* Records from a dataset

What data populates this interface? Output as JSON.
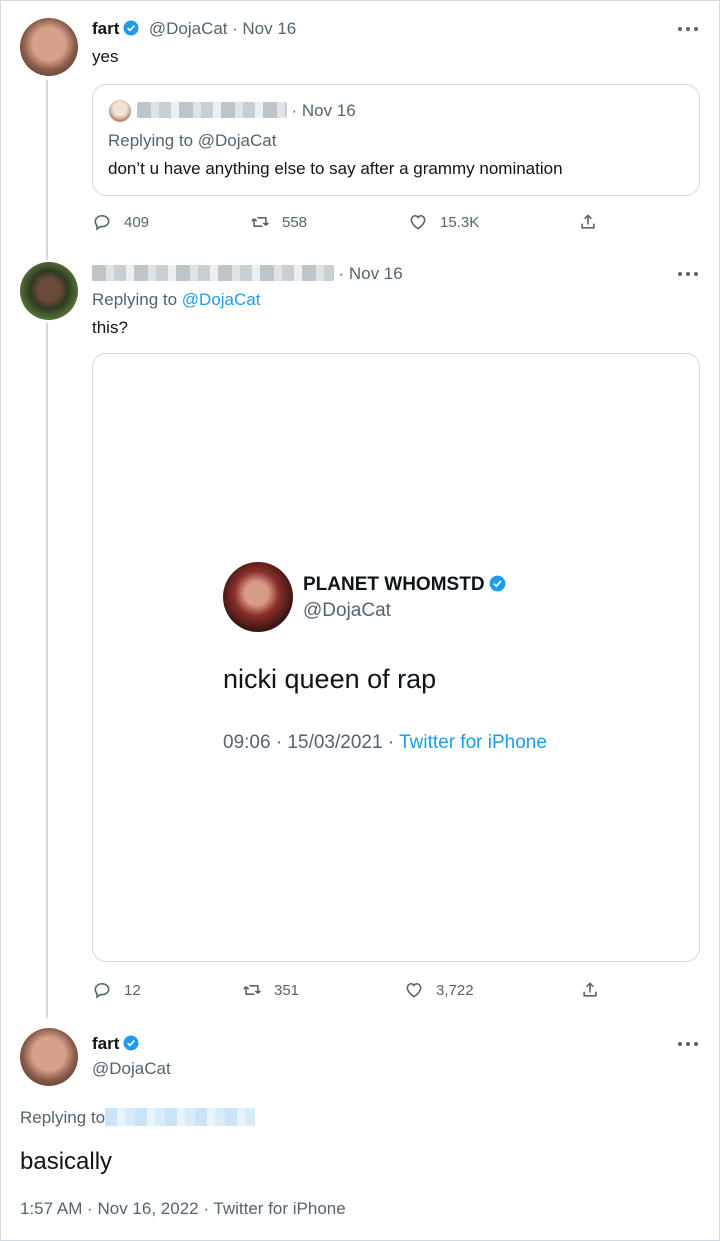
{
  "tweet1": {
    "name": "fart",
    "handle": "@DojaCat",
    "date": "· Nov 16",
    "text": "yes",
    "quote": {
      "date": "· Nov 16",
      "replying": "Replying to @DojaCat",
      "text": "don’t u have anything else to say after a grammy nomination"
    },
    "stats": {
      "replies": "409",
      "retweets": "558",
      "likes": "15.3K"
    }
  },
  "tweet2": {
    "date": "· Nov 16",
    "replying_prefix": "Replying to ",
    "replying_handle": "@DojaCat",
    "text": "this?",
    "embedded": {
      "name": "PLANET WHOMSTD",
      "handle": "@DojaCat",
      "text": "nicki queen of rap",
      "meta": "09:06 · 15/03/2021 · ",
      "source": "Twitter for iPhone"
    },
    "stats": {
      "replies": "12",
      "retweets": "351",
      "likes": "3,722"
    }
  },
  "tweet3": {
    "name": "fart",
    "handle": "@DojaCat",
    "replying_prefix": "Replying to",
    "text": "basically",
    "meta": "1:57 AM · Nov 16, 2022 · Twitter for iPhone"
  },
  "colors": {
    "accent": "#1d9bf0",
    "muted": "#536471",
    "border": "#cfd9de"
  },
  "icons": [
    "verified-badge-icon",
    "more-icon",
    "reply-icon",
    "retweet-icon",
    "like-icon",
    "share-icon"
  ]
}
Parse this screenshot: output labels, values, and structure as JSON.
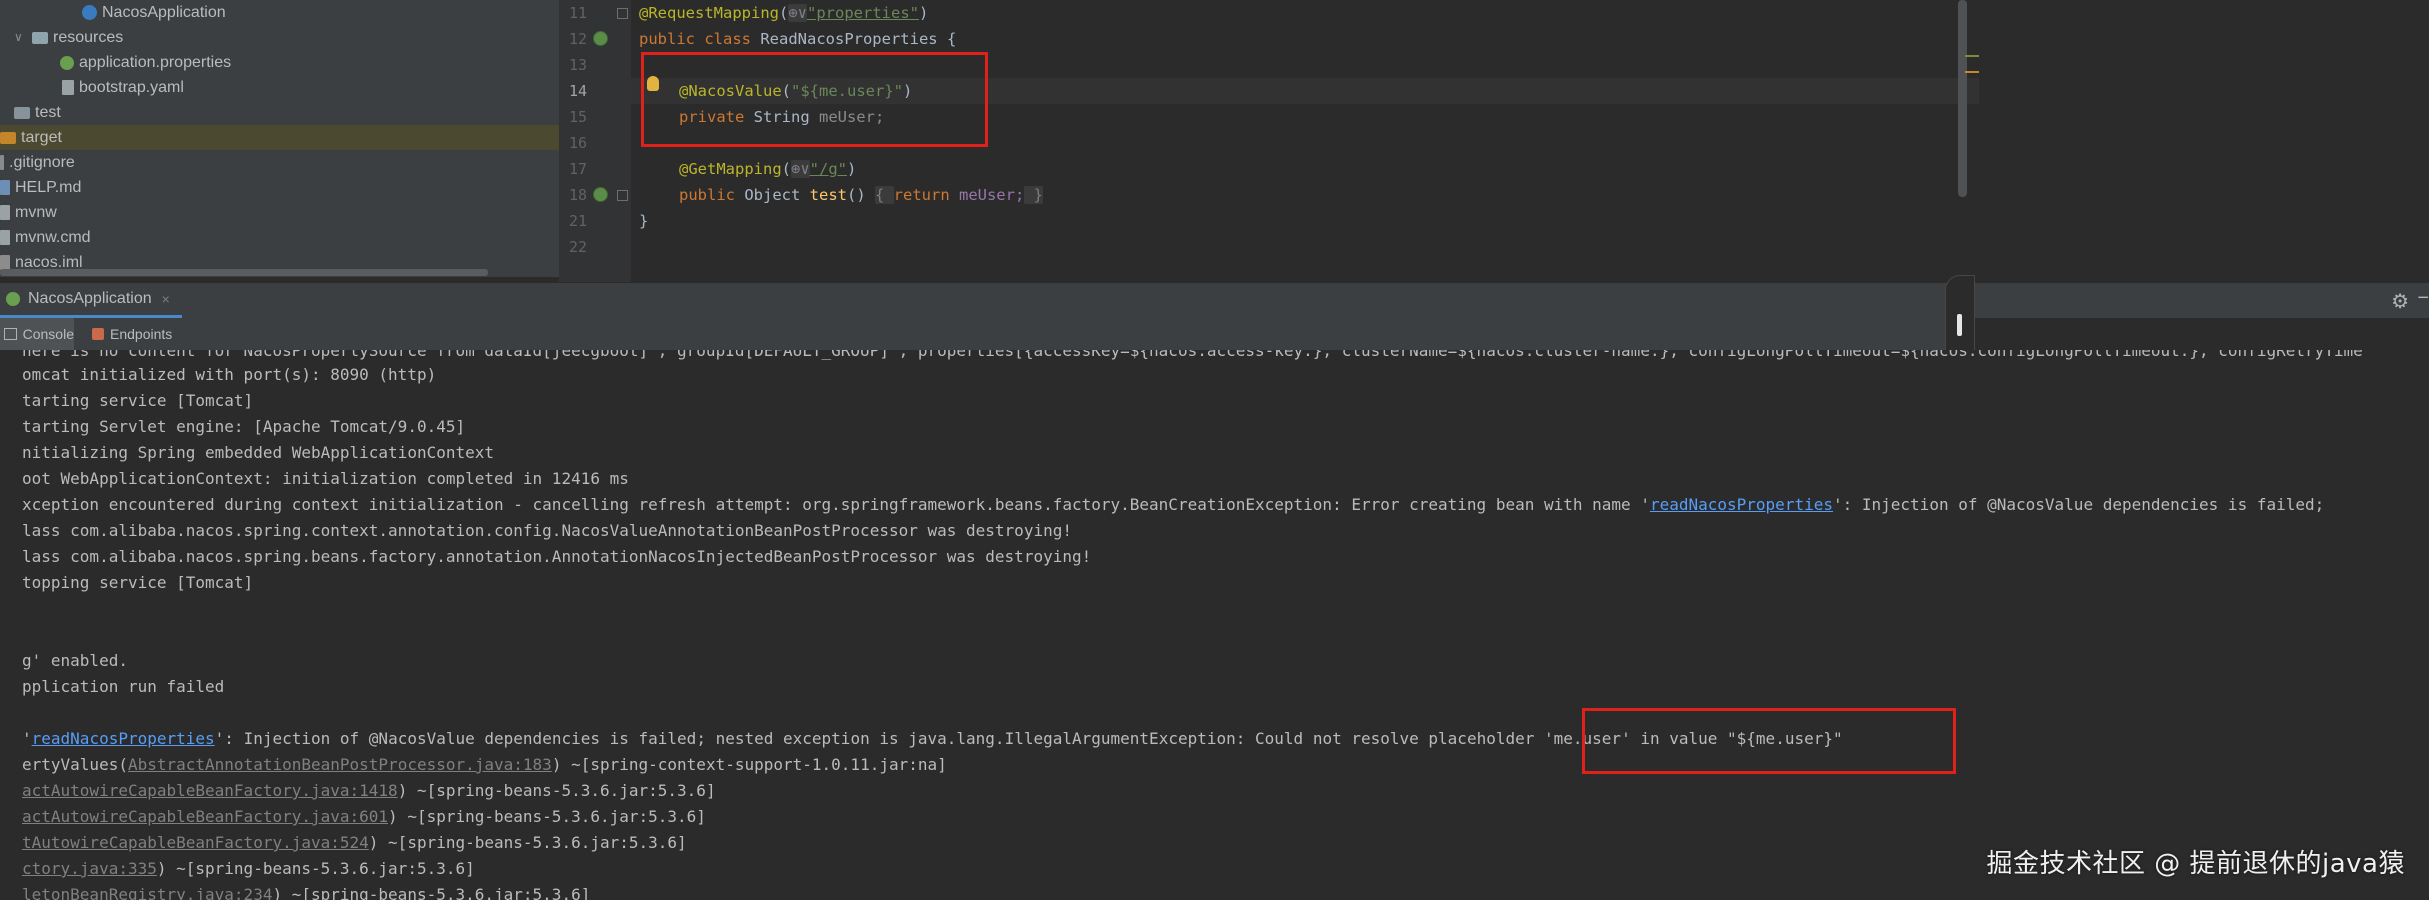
{
  "project_tree": {
    "items": [
      {
        "label": "NacosApplication",
        "icon": "spring-class-icon",
        "indent": 3,
        "expanded": null
      },
      {
        "label": "resources",
        "icon": "resources-folder-icon",
        "indent": 1,
        "expanded": true
      },
      {
        "label": "application.properties",
        "icon": "properties-file-icon",
        "indent": 2,
        "expanded": null
      },
      {
        "label": "bootstrap.yaml",
        "icon": "yaml-file-icon",
        "indent": 2,
        "expanded": null
      },
      {
        "label": "test",
        "icon": "folder-icon",
        "indent": 0,
        "expanded": false
      },
      {
        "label": "target",
        "icon": "target-folder-icon",
        "indent": 0,
        "expanded": false
      },
      {
        "label": ".gitignore",
        "icon": "gitignore-file-icon",
        "indent": 0,
        "expanded": null
      },
      {
        "label": "HELP.md",
        "icon": "markdown-file-icon",
        "indent": 0,
        "expanded": null
      },
      {
        "label": "mvnw",
        "icon": "file-icon",
        "indent": 0,
        "expanded": null
      },
      {
        "label": "mvnw.cmd",
        "icon": "file-icon",
        "indent": 0,
        "expanded": null
      },
      {
        "label": "nacos.iml",
        "icon": "iml-file-icon",
        "indent": 0,
        "expanded": null
      }
    ]
  },
  "editor": {
    "line_numbers": [
      "11",
      "12",
      "13",
      "14",
      "15",
      "16",
      "17",
      "18",
      "21",
      "22"
    ],
    "current_line": "14",
    "lines": {
      "l11": {
        "ann": "@RequestMapping",
        "p1": "(",
        "glyph": "⊕∨",
        "str": "\"properties\"",
        "p2": ")"
      },
      "l12": {
        "kw": "public class ",
        "name": "ReadNacosProperties {"
      },
      "l14": {
        "ann": "@NacosValue",
        "p1": "(",
        "str": "\"${me.user}\"",
        "p2": ")"
      },
      "l15": {
        "kw": "private ",
        "type": "String ",
        "field": "meUser;"
      },
      "l17": {
        "ann": "@GetMapping",
        "p1": "(",
        "glyph": "⊕∨",
        "str": "\"/g\"",
        "p2": ")"
      },
      "l18": {
        "kw": "public ",
        "type": "Object ",
        "method": "test",
        "p1": "() ",
        "f1": "{ ",
        "kw2": "return ",
        "field": "meUser;",
        "f2": " }"
      },
      "l21": {
        "text": "}"
      }
    }
  },
  "run_window": {
    "tab_label": "NacosApplication",
    "close_glyph": "×",
    "gear_glyph": "⚙",
    "minimize_glyph": "−",
    "subtabs": {
      "console": "Console",
      "endpoints": "Endpoints"
    }
  },
  "console": {
    "lines": [
      {
        "text": "here is no content for NacosPropertySource from dataId[jeecgboot] , groupId[DEFAULT_GROUP] , properties[{accessKey=${nacos.access-key:}, clusterName=${nacos.cluster-name:}, configLongPollTimeout=${nacos.configLongPollTimeout:}, configRetryTime"
      },
      {
        "text": "omcat initialized with port(s): 8090 (http)"
      },
      {
        "text": "tarting service [Tomcat]"
      },
      {
        "text": "tarting Servlet engine: [Apache Tomcat/9.0.45]"
      },
      {
        "text": "nitializing Spring embedded WebApplicationContext"
      },
      {
        "text": "oot WebApplicationContext: initialization completed in 12416 ms"
      },
      {
        "pre": "xception encountered during context initialization - cancelling refresh attempt: org.springframework.beans.factory.BeanCreationException: Error creating bean with name '",
        "link": "readNacosProperties",
        "post": "': Injection of @NacosValue dependencies is failed;"
      },
      {
        "text": "lass com.alibaba.nacos.spring.context.annotation.config.NacosValueAnnotationBeanPostProcessor was destroying!"
      },
      {
        "text": "lass com.alibaba.nacos.spring.beans.factory.annotation.AnnotationNacosInjectedBeanPostProcessor was destroying!"
      },
      {
        "text": "topping service [Tomcat]"
      },
      {
        "text": ""
      },
      {
        "text": ""
      },
      {
        "text": "g' enabled."
      },
      {
        "text": "pplication run failed"
      },
      {
        "text": ""
      },
      {
        "pre": "'",
        "link": "readNacosProperties",
        "post": "': Injection of @NacosValue dependencies is failed; nested exception is java.lang.IllegalArgumentException: Could not resolve placeholder 'me.user' in value \"${me.user}\""
      },
      {
        "pre": "ertyValues(",
        "stack": "AbstractAnnotationBeanPostProcessor.java:183",
        "post": ") ~[spring-context-support-1.0.11.jar:na]"
      },
      {
        "pre": "",
        "stack": "actAutowireCapableBeanFactory.java:1418",
        "post": ") ~[spring-beans-5.3.6.jar:5.3.6]"
      },
      {
        "pre": "",
        "stack": "actAutowireCapableBeanFactory.java:601",
        "post": ") ~[spring-beans-5.3.6.jar:5.3.6]"
      },
      {
        "pre": "",
        "stack": "tAutowireCapableBeanFactory.java:524",
        "post": ") ~[spring-beans-5.3.6.jar:5.3.6]"
      },
      {
        "pre": "",
        "stack": "ctory.java:335",
        "post": ") ~[spring-beans-5.3.6.jar:5.3.6]"
      },
      {
        "pre": "",
        "stack": "letonBeanRegistry.java:234",
        "post": ") ~[spring-beans-5.3.6.jar:5.3.6]"
      }
    ]
  },
  "watermark": "掘金技术社区 @ 提前退休的java猿",
  "colors": {
    "highlight_box": "#e0201b",
    "keyword": "#cc7832",
    "annotation": "#bbb529",
    "string": "#6a8759",
    "field": "#9876aa",
    "link": "#589df6"
  }
}
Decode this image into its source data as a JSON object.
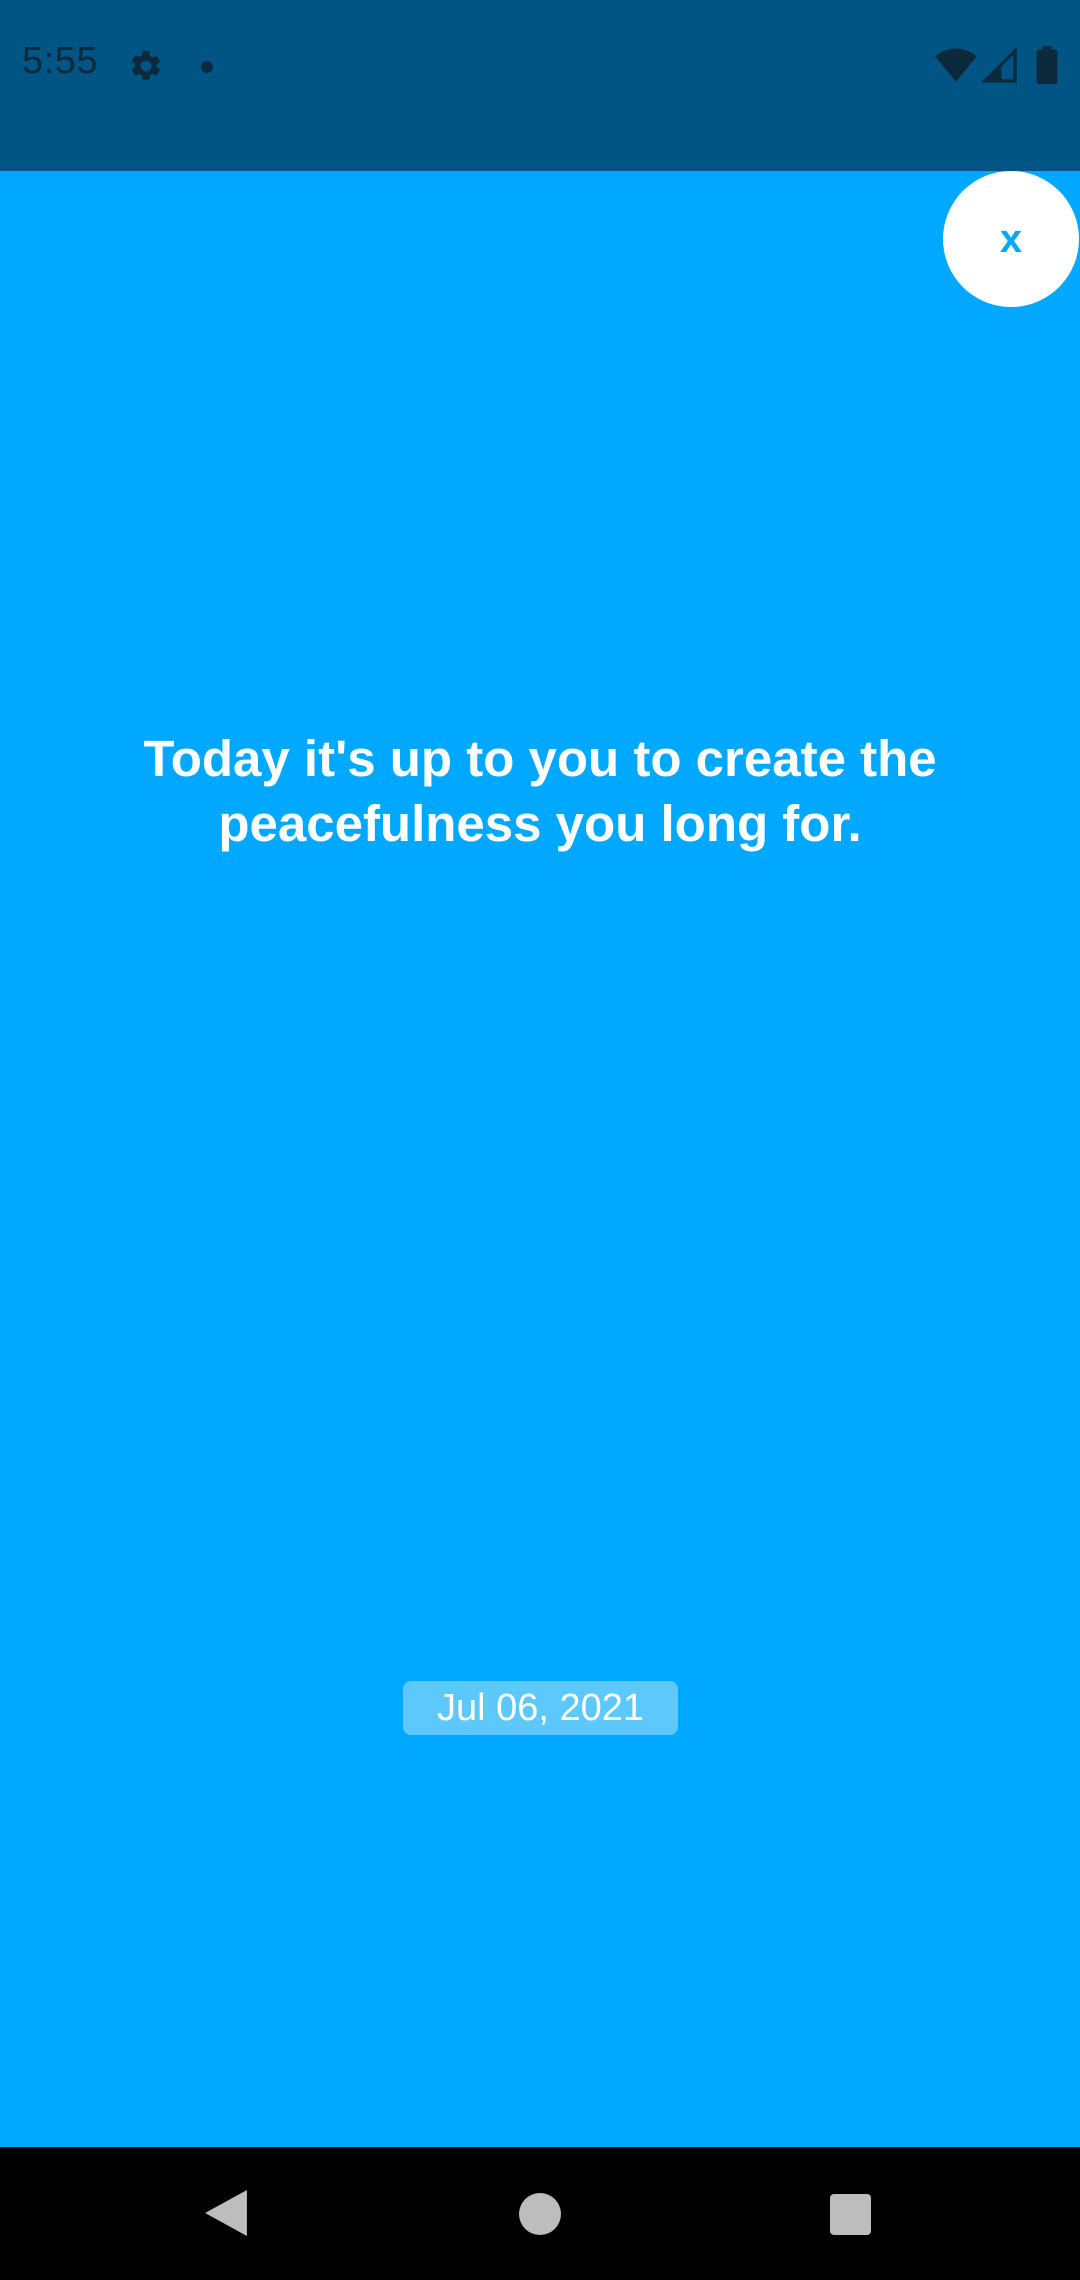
{
  "status_bar": {
    "time": "5:55",
    "icons": [
      "gear-icon",
      "notification-dot-icon",
      "wifi-icon",
      "signal-icon",
      "battery-icon"
    ]
  },
  "close_button": {
    "label": "x"
  },
  "quote": {
    "text": "Today it's up to you to create the peacefulness you long for."
  },
  "date_badge": {
    "text": "Jul 06, 2021"
  },
  "navigation": {
    "icons": [
      "back-icon",
      "home-icon",
      "recents-icon"
    ]
  },
  "colors": {
    "background": "#00A9FF",
    "status_bar": "#005585",
    "close_button_bg": "#FFFFFF",
    "date_badge_bg": "#5CC8FB",
    "nav_bar": "#000000"
  }
}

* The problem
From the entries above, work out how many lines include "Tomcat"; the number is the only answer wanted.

* Written reply
3